**Required action**
For every line below, restate it exactly and drop the images.

**Record excerpts**
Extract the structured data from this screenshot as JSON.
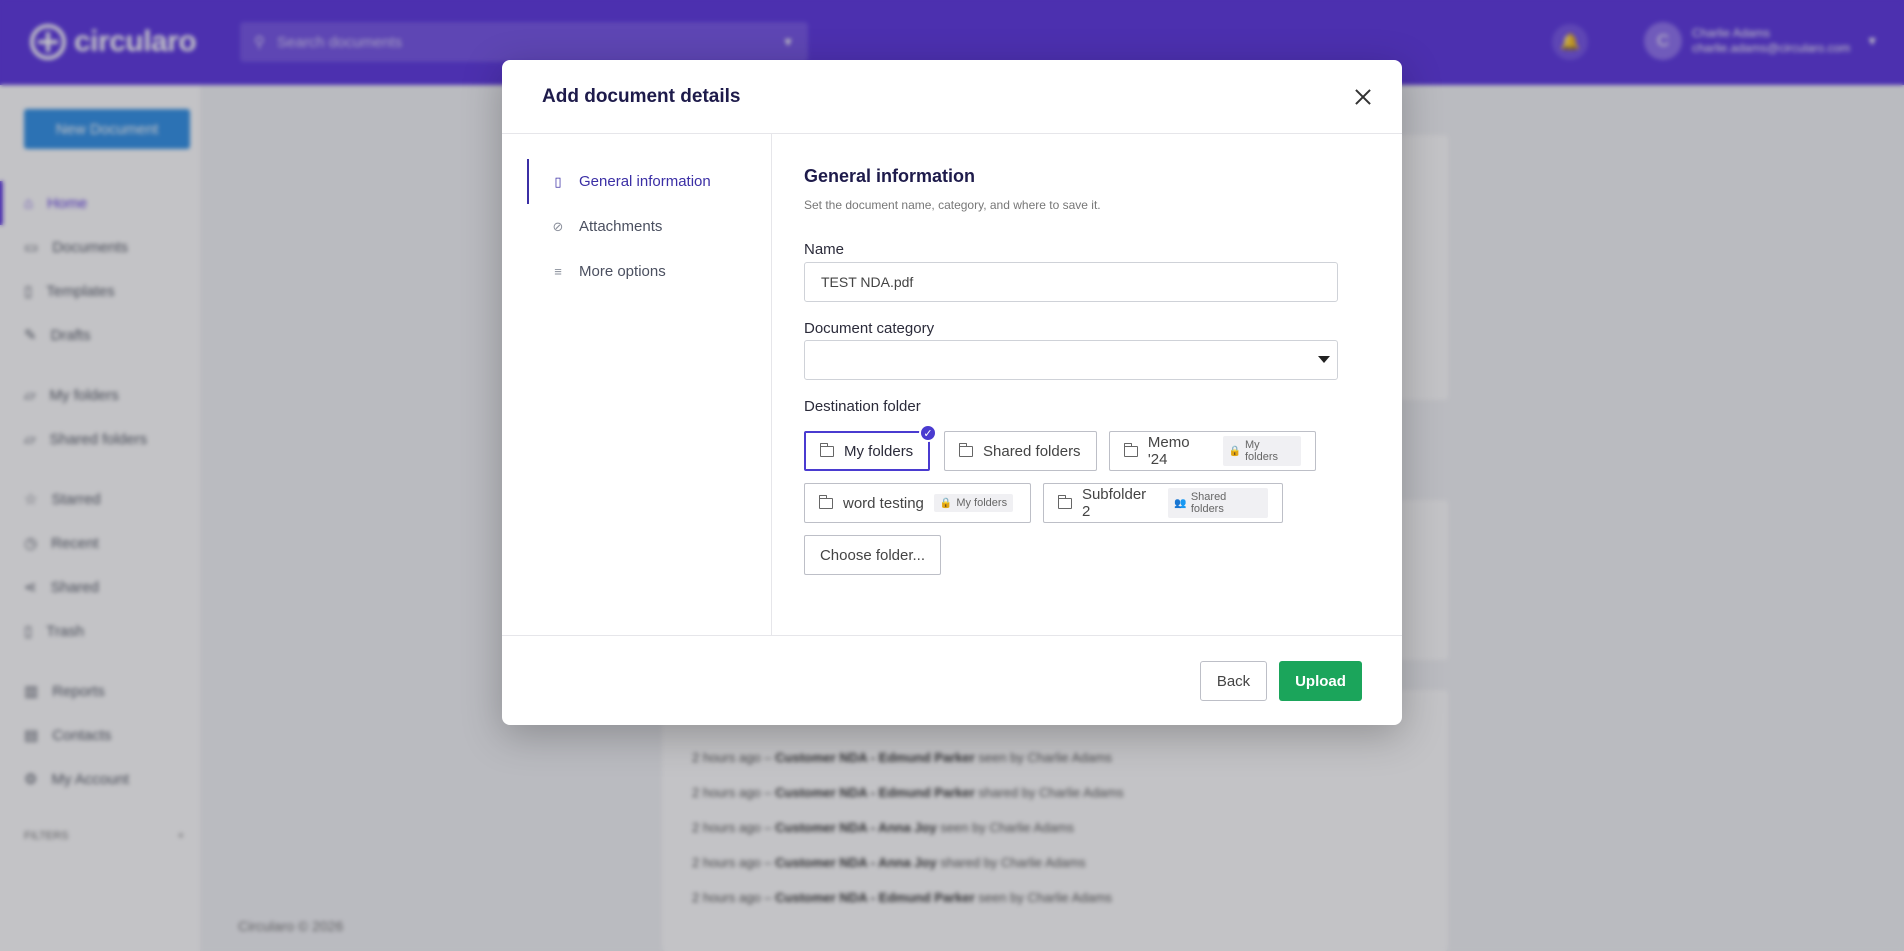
{
  "app": {
    "logo_text": "circularo",
    "search_placeholder": "Search documents",
    "user_name": "Charlie Adams",
    "user_email": "charlie.adams@circularo.com",
    "avatar_initial": "C",
    "new_document_label": "New Document",
    "nav": [
      {
        "label": "Home",
        "icon": "home-icon"
      },
      {
        "label": "Documents",
        "icon": "document-icon"
      },
      {
        "label": "Templates",
        "icon": "template-icon"
      },
      {
        "label": "Drafts",
        "icon": "draft-icon"
      },
      {
        "label": "My folders",
        "icon": "folder-icon"
      },
      {
        "label": "Shared folders",
        "icon": "shared-folder-icon"
      },
      {
        "label": "Starred",
        "icon": "star-icon"
      },
      {
        "label": "Recent",
        "icon": "clock-icon"
      },
      {
        "label": "Shared",
        "icon": "share-icon"
      },
      {
        "label": "Trash",
        "icon": "trash-icon"
      },
      {
        "label": "Reports",
        "icon": "chart-icon"
      },
      {
        "label": "Contacts",
        "icon": "contacts-icon"
      },
      {
        "label": "My Account",
        "icon": "gear-icon"
      }
    ],
    "filters_label": "FILTERS",
    "filters_add": "+",
    "footer": "Circularo © 2026",
    "activity": [
      {
        "time": "2 hours ago",
        "doc": "Customer NDA - Edmund Parker",
        "action": "seen by Charlie Adams"
      },
      {
        "time": "2 hours ago",
        "doc": "Customer NDA - Edmund Parker",
        "action": "shared by Charlie Adams"
      },
      {
        "time": "2 hours ago",
        "doc": "Customer NDA - Anna Joy",
        "action": "seen by Charlie Adams"
      },
      {
        "time": "2 hours ago",
        "doc": "Customer NDA - Anna Joy",
        "action": "shared by Charlie Adams"
      },
      {
        "time": "2 hours ago",
        "doc": "Customer NDA - Edmund Parker",
        "action": "seen by Charlie Adams"
      }
    ]
  },
  "modal": {
    "title": "Add document details",
    "steps": [
      {
        "label": "General information",
        "icon": "file-icon",
        "active": true
      },
      {
        "label": "Attachments",
        "icon": "paperclip-icon",
        "active": false
      },
      {
        "label": "More options",
        "icon": "sliders-icon",
        "active": false
      }
    ],
    "section_title": "General information",
    "section_subtitle": "Set the document name, category, and where to save it.",
    "name_label": "Name",
    "name_value": "TEST NDA.pdf",
    "category_label": "Document category",
    "category_value": "",
    "destination_label": "Destination folder",
    "folders": [
      {
        "label": "My folders",
        "tag": "",
        "selected": true
      },
      {
        "label": "Shared folders",
        "tag": "",
        "selected": false
      },
      {
        "label": "Memo '24",
        "tag": "My folders",
        "tag_icon": "lock-icon",
        "selected": false
      },
      {
        "label": "word testing",
        "tag": "My folders",
        "tag_icon": "lock-icon",
        "selected": false
      },
      {
        "label": "Subfolder 2",
        "tag": "Shared folders",
        "tag_icon": "people-icon",
        "selected": false
      }
    ],
    "choose_folder_label": "Choose folder...",
    "back_label": "Back",
    "upload_label": "Upload",
    "colors": {
      "upload": "#1ba55b",
      "accent": "#4a3bd0",
      "header": "#5a34e0"
    }
  }
}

**Answer for the task**
Extract the structured data from this screenshot as JSON.
{
  "app": {
    "logo_text": "circularo",
    "search_placeholder": "Search documents",
    "user_name": "Charlie Adams",
    "user_email": "charlie.adams@circularo.com",
    "avatar_initial": "C",
    "new_document_label": "New Document",
    "nav": [
      {
        "label": "Home",
        "icon": "home-icon"
      },
      {
        "label": "Documents",
        "icon": "document-icon"
      },
      {
        "label": "Templates",
        "icon": "template-icon"
      },
      {
        "label": "Drafts",
        "icon": "draft-icon"
      },
      {
        "label": "My folders",
        "icon": "folder-icon"
      },
      {
        "label": "Shared folders",
        "icon": "shared-folder-icon"
      },
      {
        "label": "Starred",
        "icon": "star-icon"
      },
      {
        "label": "Recent",
        "icon": "clock-icon"
      },
      {
        "label": "Shared",
        "icon": "share-icon"
      },
      {
        "label": "Trash",
        "icon": "trash-icon"
      },
      {
        "label": "Reports",
        "icon": "chart-icon"
      },
      {
        "label": "Contacts",
        "icon": "contacts-icon"
      },
      {
        "label": "My Account",
        "icon": "gear-icon"
      }
    ],
    "filters_label": "FILTERS",
    "filters_add": "+",
    "footer": "Circularo © 2026",
    "activity": [
      {
        "time": "2 hours ago",
        "doc": "Customer NDA - Edmund Parker",
        "action": "seen by Charlie Adams"
      },
      {
        "time": "2 hours ago",
        "doc": "Customer NDA - Edmund Parker",
        "action": "shared by Charlie Adams"
      },
      {
        "time": "2 hours ago",
        "doc": "Customer NDA - Anna Joy",
        "action": "seen by Charlie Adams"
      },
      {
        "time": "2 hours ago",
        "doc": "Customer NDA - Anna Joy",
        "action": "shared by Charlie Adams"
      },
      {
        "time": "2 hours ago",
        "doc": "Customer NDA - Edmund Parker",
        "action": "seen by Charlie Adams"
      }
    ]
  },
  "modal": {
    "title": "Add document details",
    "steps": [
      {
        "label": "General information",
        "icon": "file-icon",
        "active": true
      },
      {
        "label": "Attachments",
        "icon": "paperclip-icon",
        "active": false
      },
      {
        "label": "More options",
        "icon": "sliders-icon",
        "active": false
      }
    ],
    "section_title": "General information",
    "section_subtitle": "Set the document name, category, and where to save it.",
    "name_label": "Name",
    "name_value": "TEST NDA.pdf",
    "category_label": "Document category",
    "category_value": "",
    "destination_label": "Destination folder",
    "folders": [
      {
        "label": "My folders",
        "tag": "",
        "selected": true
      },
      {
        "label": "Shared folders",
        "tag": "",
        "selected": false
      },
      {
        "label": "Memo '24",
        "tag": "My folders",
        "tag_icon": "lock-icon",
        "selected": false
      },
      {
        "label": "word testing",
        "tag": "My folders",
        "tag_icon": "lock-icon",
        "selected": false
      },
      {
        "label": "Subfolder 2",
        "tag": "Shared folders",
        "tag_icon": "people-icon",
        "selected": false
      }
    ],
    "choose_folder_label": "Choose folder...",
    "back_label": "Back",
    "upload_label": "Upload",
    "colors": {
      "upload": "#1ba55b",
      "accent": "#4a3bd0",
      "header": "#5a34e0"
    }
  }
}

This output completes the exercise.